## TASK
What lines of the data below hold the string "this"? Copy each one.

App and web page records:
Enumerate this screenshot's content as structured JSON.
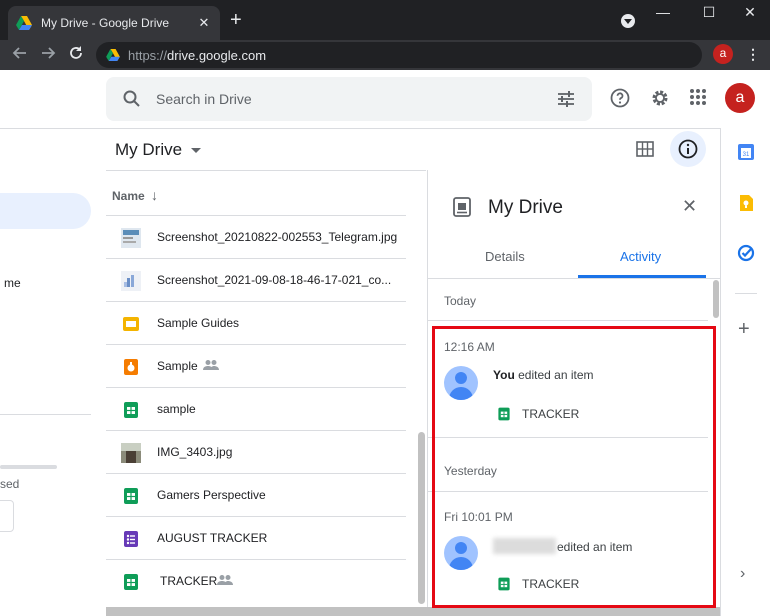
{
  "browser": {
    "tab_title": "My Drive - Google Drive",
    "tab_close": "✕",
    "new_tab": "+",
    "window_controls": {
      "minimize": "—",
      "maximize": "☐",
      "close": "✕"
    },
    "url_proto": "https://",
    "url_host": "drive.google.com",
    "avatar_letter": "a"
  },
  "header": {
    "search_placeholder": "Search in Drive",
    "avatar_letter": "a",
    "brand_color": "#c5221f"
  },
  "sidebar": {
    "partial_item_label": "me",
    "storage_text": "sed"
  },
  "list": {
    "title": "My Drive",
    "column_name": "Name",
    "sort_arrow": "↓",
    "files": [
      {
        "name": "Screenshot_20210822-002553_Telegram.jpg",
        "icon": "image-thumbnail"
      },
      {
        "name": "Screenshot_2021-09-08-18-46-17-021_co...",
        "icon": "image-thumbnail"
      },
      {
        "name": "Sample Guides",
        "icon": "slides-icon"
      },
      {
        "name": "Sample",
        "icon": "shared-folder-icon",
        "shared": true
      },
      {
        "name": "sample",
        "icon": "sheets-icon"
      },
      {
        "name": "IMG_3403.jpg",
        "icon": "image-thumbnail"
      },
      {
        "name": "Gamers Perspective",
        "icon": "sheets-icon"
      },
      {
        "name": "AUGUST TRACKER",
        "icon": "forms-icon"
      },
      {
        "name": "TRACKER",
        "icon": "sheets-icon",
        "shared": true
      }
    ]
  },
  "panel": {
    "title": "My Drive",
    "close": "✕",
    "tabs": [
      "Details",
      "Activity"
    ],
    "active_tab": "Activity",
    "sections": [
      {
        "label": "Today",
        "entries": [
          {
            "time": "12:16 AM",
            "actor": "You",
            "action": " edited an item",
            "file": "TRACKER"
          }
        ]
      },
      {
        "label": "Yesterday",
        "entries": [
          {
            "time": "Fri 10:01 PM",
            "actor": "",
            "action": "edited an item",
            "file": "TRACKER"
          }
        ]
      }
    ]
  },
  "rail": {
    "plus": "+",
    "chevron": "›"
  }
}
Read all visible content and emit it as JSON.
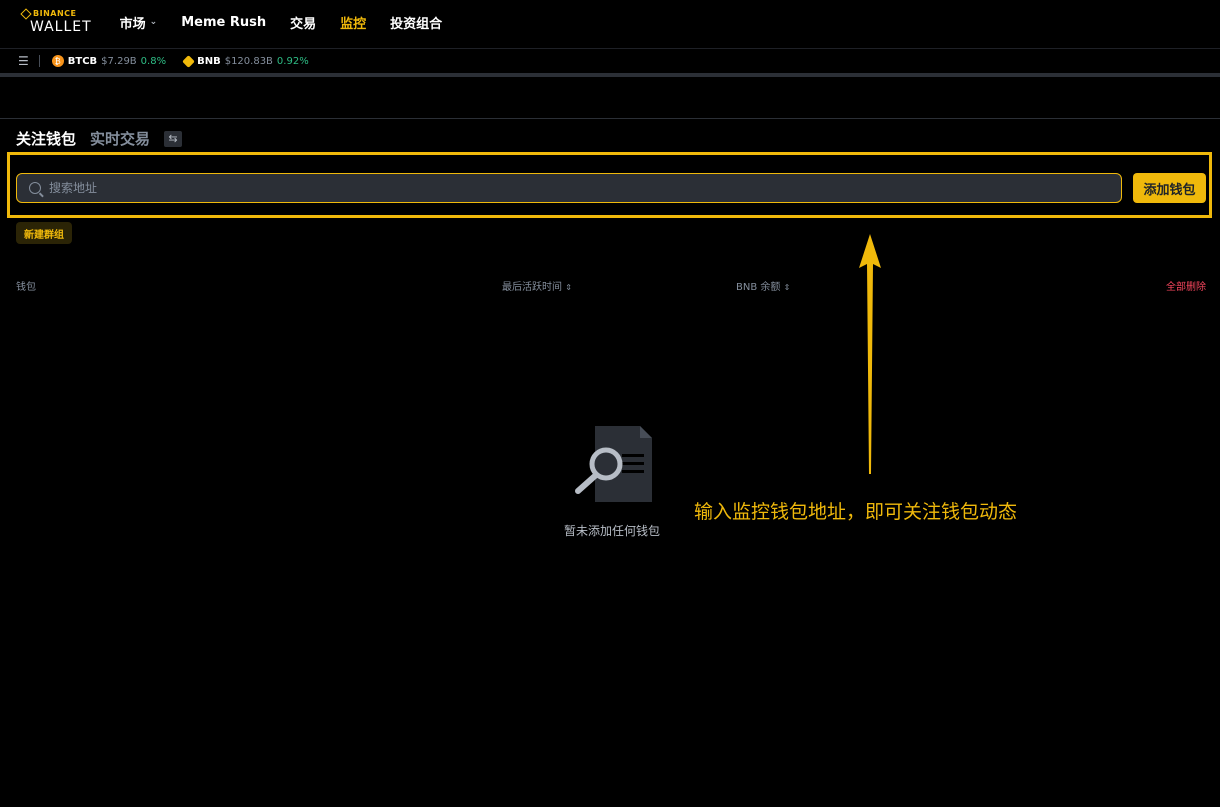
{
  "header": {
    "logo_top": "BINANCE",
    "logo_bottom": "WALLET",
    "nav": [
      {
        "label": "市场",
        "has_dropdown": true,
        "active": false
      },
      {
        "label": "Meme Rush",
        "active": false
      },
      {
        "label": "交易",
        "active": false
      },
      {
        "label": "监控",
        "active": true
      },
      {
        "label": "投资组合",
        "active": false
      }
    ]
  },
  "ticker": {
    "items": [
      {
        "name": "BTCB",
        "price": "$7.29B",
        "change": "0.8%"
      },
      {
        "name": "BNB",
        "price": "$120.83B",
        "change": "0.92%"
      }
    ]
  },
  "tabs": [
    {
      "label": "关注钱包",
      "active": true
    },
    {
      "label": "实时交易",
      "active": false
    }
  ],
  "search": {
    "placeholder": "搜索地址",
    "value": ""
  },
  "add_wallet_label": "添加钱包",
  "new_group_label": "新建群组",
  "table": {
    "col_wallet": "钱包",
    "col_last_active": "最后活跃时间",
    "col_bnb_balance": "BNB 余额",
    "delete_all": "全部删除"
  },
  "empty_state": {
    "text": "暂未添加任何钱包"
  },
  "annotation": {
    "text": "输入监控钱包地址，即可关注钱包动态"
  },
  "colors": {
    "accent": "#f0b90b",
    "positive": "#2ebd85",
    "danger": "#f6465d",
    "background": "#000000"
  }
}
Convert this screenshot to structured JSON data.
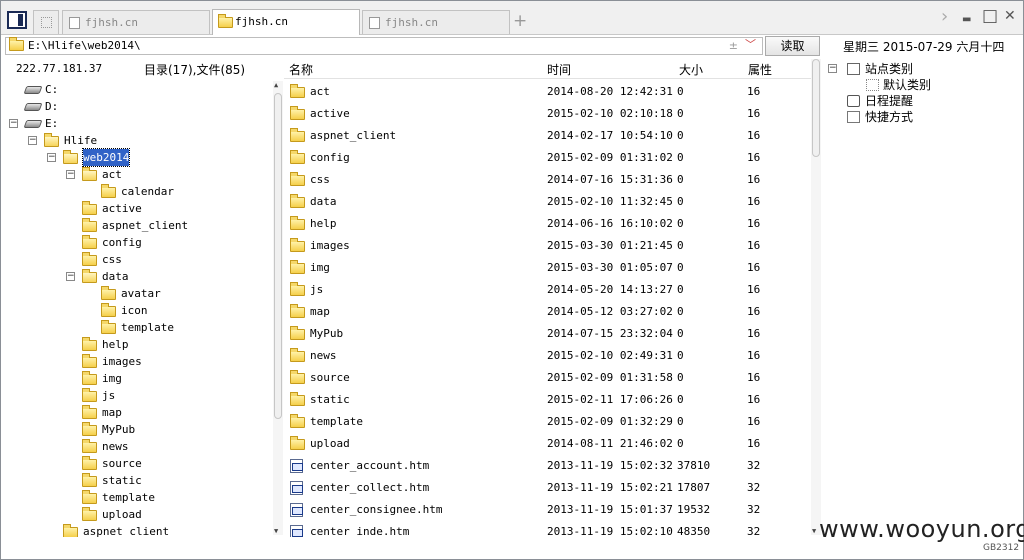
{
  "tabs": [
    {
      "label": "fjhsh.cn",
      "active": false
    },
    {
      "label": "fjhsh.cn",
      "active": true
    },
    {
      "label": "fjhsh.cn",
      "active": false
    }
  ],
  "new_tab": "+",
  "window_controls": {
    "next": "›",
    "minimize": "▬",
    "maximize": "□",
    "close": "✕"
  },
  "address": {
    "value": "E:\\Hlife\\web2014\\",
    "star": "±",
    "dropdown": "﹀"
  },
  "read_button": "读取",
  "date": "星期三 2015-07-29 六月十四",
  "ip": "222.77.181.37",
  "dir_summary": "目录(17),文件(85)",
  "tree": [
    {
      "label": "C:",
      "type": "drive",
      "depth": 1
    },
    {
      "label": "D:",
      "type": "drive",
      "depth": 1
    },
    {
      "label": "E:",
      "type": "drive",
      "depth": 1,
      "expanded": true
    },
    {
      "label": "Hlife",
      "type": "folder",
      "depth": 2,
      "expanded": true
    },
    {
      "label": "web2014",
      "type": "folder",
      "depth": 3,
      "expanded": true,
      "selected": true
    },
    {
      "label": "act",
      "type": "folder",
      "depth": 4,
      "expanded": true
    },
    {
      "label": "calendar",
      "type": "folder",
      "depth": 5
    },
    {
      "label": "active",
      "type": "folder",
      "depth": 4
    },
    {
      "label": "aspnet_client",
      "type": "folder",
      "depth": 4
    },
    {
      "label": "config",
      "type": "folder",
      "depth": 4
    },
    {
      "label": "css",
      "type": "folder",
      "depth": 4
    },
    {
      "label": "data",
      "type": "folder",
      "depth": 4,
      "expanded": true
    },
    {
      "label": "avatar",
      "type": "folder",
      "depth": 5
    },
    {
      "label": "icon",
      "type": "folder",
      "depth": 5
    },
    {
      "label": "template",
      "type": "folder",
      "depth": 5
    },
    {
      "label": "help",
      "type": "folder",
      "depth": 4
    },
    {
      "label": "images",
      "type": "folder",
      "depth": 4
    },
    {
      "label": "img",
      "type": "folder",
      "depth": 4
    },
    {
      "label": "js",
      "type": "folder",
      "depth": 4
    },
    {
      "label": "map",
      "type": "folder",
      "depth": 4
    },
    {
      "label": "MyPub",
      "type": "folder",
      "depth": 4
    },
    {
      "label": "news",
      "type": "folder",
      "depth": 4
    },
    {
      "label": "source",
      "type": "folder",
      "depth": 4
    },
    {
      "label": "static",
      "type": "folder",
      "depth": 4
    },
    {
      "label": "template",
      "type": "folder",
      "depth": 4
    },
    {
      "label": "upload",
      "type": "folder",
      "depth": 4
    },
    {
      "label": "aspnet_client",
      "type": "folder",
      "depth": 3
    }
  ],
  "columns": {
    "name": "名称",
    "time": "时间",
    "size": "大小",
    "attr": "属性"
  },
  "files": [
    {
      "name": "act",
      "time": "2014-08-20 12:42:31",
      "size": "0",
      "attr": "16",
      "type": "folder"
    },
    {
      "name": "active",
      "time": "2015-02-10 02:10:18",
      "size": "0",
      "attr": "16",
      "type": "folder"
    },
    {
      "name": "aspnet_client",
      "time": "2014-02-17 10:54:10",
      "size": "0",
      "attr": "16",
      "type": "folder"
    },
    {
      "name": "config",
      "time": "2015-02-09 01:31:02",
      "size": "0",
      "attr": "16",
      "type": "folder"
    },
    {
      "name": "css",
      "time": "2014-07-16 15:31:36",
      "size": "0",
      "attr": "16",
      "type": "folder"
    },
    {
      "name": "data",
      "time": "2015-02-10 11:32:45",
      "size": "0",
      "attr": "16",
      "type": "folder"
    },
    {
      "name": "help",
      "time": "2014-06-16 16:10:02",
      "size": "0",
      "attr": "16",
      "type": "folder"
    },
    {
      "name": "images",
      "time": "2015-03-30 01:21:45",
      "size": "0",
      "attr": "16",
      "type": "folder"
    },
    {
      "name": "img",
      "time": "2015-03-30 01:05:07",
      "size": "0",
      "attr": "16",
      "type": "folder"
    },
    {
      "name": "js",
      "time": "2014-05-20 14:13:27",
      "size": "0",
      "attr": "16",
      "type": "folder"
    },
    {
      "name": "map",
      "time": "2014-05-12 03:27:02",
      "size": "0",
      "attr": "16",
      "type": "folder"
    },
    {
      "name": "MyPub",
      "time": "2014-07-15 23:32:04",
      "size": "0",
      "attr": "16",
      "type": "folder"
    },
    {
      "name": "news",
      "time": "2015-02-10 02:49:31",
      "size": "0",
      "attr": "16",
      "type": "folder"
    },
    {
      "name": "source",
      "time": "2015-02-09 01:31:58",
      "size": "0",
      "attr": "16",
      "type": "folder"
    },
    {
      "name": "static",
      "time": "2015-02-11 17:06:26",
      "size": "0",
      "attr": "16",
      "type": "folder"
    },
    {
      "name": "template",
      "time": "2015-02-09 01:32:29",
      "size": "0",
      "attr": "16",
      "type": "folder"
    },
    {
      "name": "upload",
      "time": "2014-08-11 21:46:02",
      "size": "0",
      "attr": "16",
      "type": "folder"
    },
    {
      "name": "center_account.htm",
      "time": "2013-11-19 15:02:32",
      "size": "37810",
      "attr": "32",
      "type": "file"
    },
    {
      "name": "center_collect.htm",
      "time": "2013-11-19 15:02:21",
      "size": "17807",
      "attr": "32",
      "type": "file"
    },
    {
      "name": "center_consignee.htm",
      "time": "2013-11-19 15:01:37",
      "size": "19532",
      "attr": "32",
      "type": "file"
    },
    {
      "name": "center_inde.htm",
      "time": "2013-11-19 15:02:10",
      "size": "48350",
      "attr": "32",
      "type": "file"
    }
  ],
  "right_panel": {
    "site_category": "站点类别",
    "default_category": "默认类别",
    "reminder": "日程提醒",
    "shortcut": "快捷方式"
  },
  "watermark": "www.wooyun.org",
  "corner_tag": "GB2312"
}
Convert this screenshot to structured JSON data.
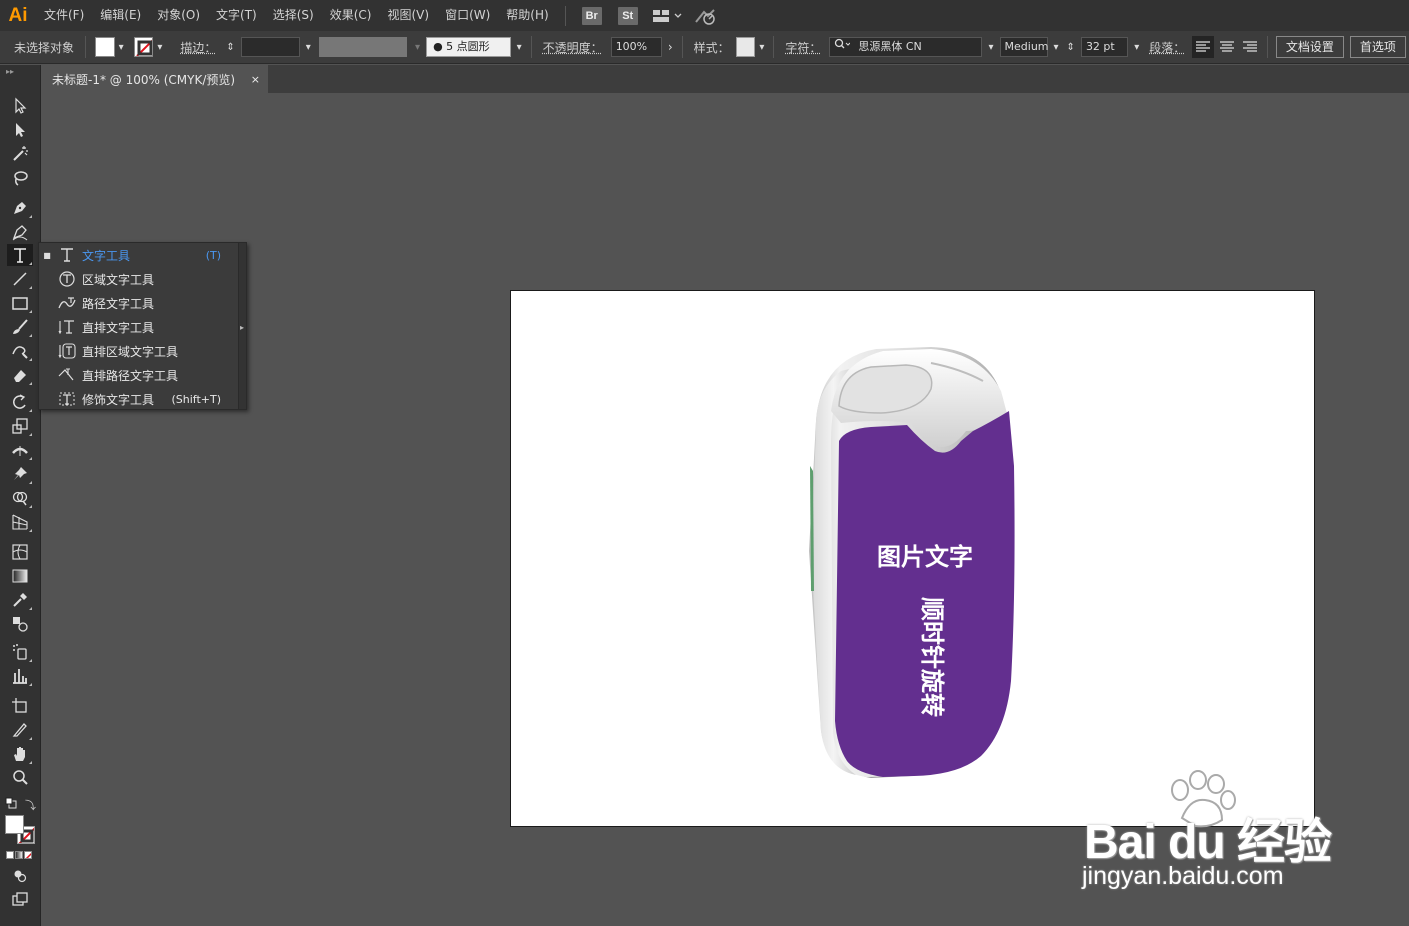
{
  "app": {
    "logo": "Ai"
  },
  "menu": {
    "items": [
      "文件(F)",
      "编辑(E)",
      "对象(O)",
      "文字(T)",
      "选择(S)",
      "效果(C)",
      "视图(V)",
      "窗口(W)",
      "帮助(H)"
    ],
    "bridge_badge": "Br",
    "stock_badge": "St"
  },
  "control": {
    "no_selection": "未选择对象",
    "stroke_label": "描边：",
    "brush_value": "5 点圆形",
    "opacity_label": "不透明度：",
    "opacity_value": "100%",
    "style_label": "样式：",
    "char_label": "字符：",
    "font_name": "思源黑体 CN",
    "font_weight": "Medium",
    "font_size": "32 pt",
    "para_label": "段落：",
    "doc_setup": "文档设置",
    "prefs": "首选项"
  },
  "tab": {
    "title": "未标题-1* @ 100% (CMYK/预览)",
    "close": "×"
  },
  "flyout": [
    {
      "label": "文字工具",
      "key": "(T)",
      "selected": true
    },
    {
      "label": "区域文字工具",
      "key": ""
    },
    {
      "label": "路径文字工具",
      "key": ""
    },
    {
      "label": "直排文字工具",
      "key": ""
    },
    {
      "label": "直排区域文字工具",
      "key": ""
    },
    {
      "label": "直排路径文字工具",
      "key": ""
    },
    {
      "label": "修饰文字工具",
      "key": "(Shift+T)"
    }
  ],
  "artwork": {
    "horizontal_text": "图片文字",
    "vertical_text": "顺时针旋转",
    "label_color": "#632f8f"
  },
  "watermark": {
    "main": "Bai du 经验",
    "url": "jingyan.baidu.com"
  }
}
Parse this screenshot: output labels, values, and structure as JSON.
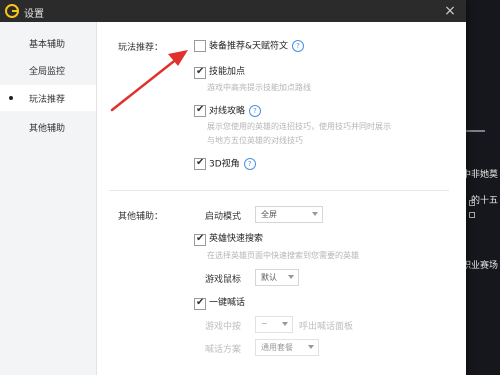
{
  "window": {
    "title": "设置",
    "close": "×"
  },
  "sidebar": {
    "items": [
      {
        "label": "基本辅助"
      },
      {
        "label": "全局监控"
      },
      {
        "label": "玩法推荐"
      },
      {
        "label": "其他辅助"
      }
    ],
    "active_index": 2
  },
  "play_recommend": {
    "section_label": "玩法推荐：",
    "items": [
      {
        "label": "装备推荐&天赋符文",
        "checked": false,
        "help": "?"
      },
      {
        "label": "技能加点",
        "checked": true,
        "desc": "游戏中高亮提示技能加点路线"
      },
      {
        "label": "对线攻略",
        "checked": true,
        "help": "?",
        "desc_lines": [
          "展示您使用的英雄的连招技巧，使用技巧并同时展示",
          "与地方五位英雄的对线技巧"
        ]
      },
      {
        "label": "3D视角",
        "checked": true,
        "help": "?"
      }
    ]
  },
  "other_assist": {
    "section_label": "其他辅助：",
    "startup_mode_label": "启动模式",
    "startup_mode_value": "全屏",
    "hero_search_label": "英雄快速搜索",
    "hero_search_checked": true,
    "hero_search_desc": "在选择英雄页面中快速搜索到您需要的英雄",
    "mouse_label": "游戏鼠标",
    "mouse_value": "默认",
    "shout_label": "一键喊话",
    "shout_checked": true,
    "shout_hotkey_prefix": "游戏中按",
    "shout_hotkey_value": "~",
    "shout_hotkey_suffix": "呼出喊话面板",
    "shout_scheme_label": "喊话方案",
    "shout_scheme_value": "通用套餐"
  },
  "background_app": {
    "text_lines": [
      "中非她莫",
      "的十五",
      "职业赛场"
    ]
  },
  "colors": {
    "titlebar": "#2b2b2b",
    "logo": "#f5c518",
    "help": "#4a90e2",
    "annotation": "#e0322d"
  }
}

## EXPECTED OUTPUT
Enumerate this screenshot's content as structured JSON.
Convert this screenshot to structured JSON data.
Convert this screenshot to structured JSON data.
Parse this screenshot: output labels, values, and structure as JSON.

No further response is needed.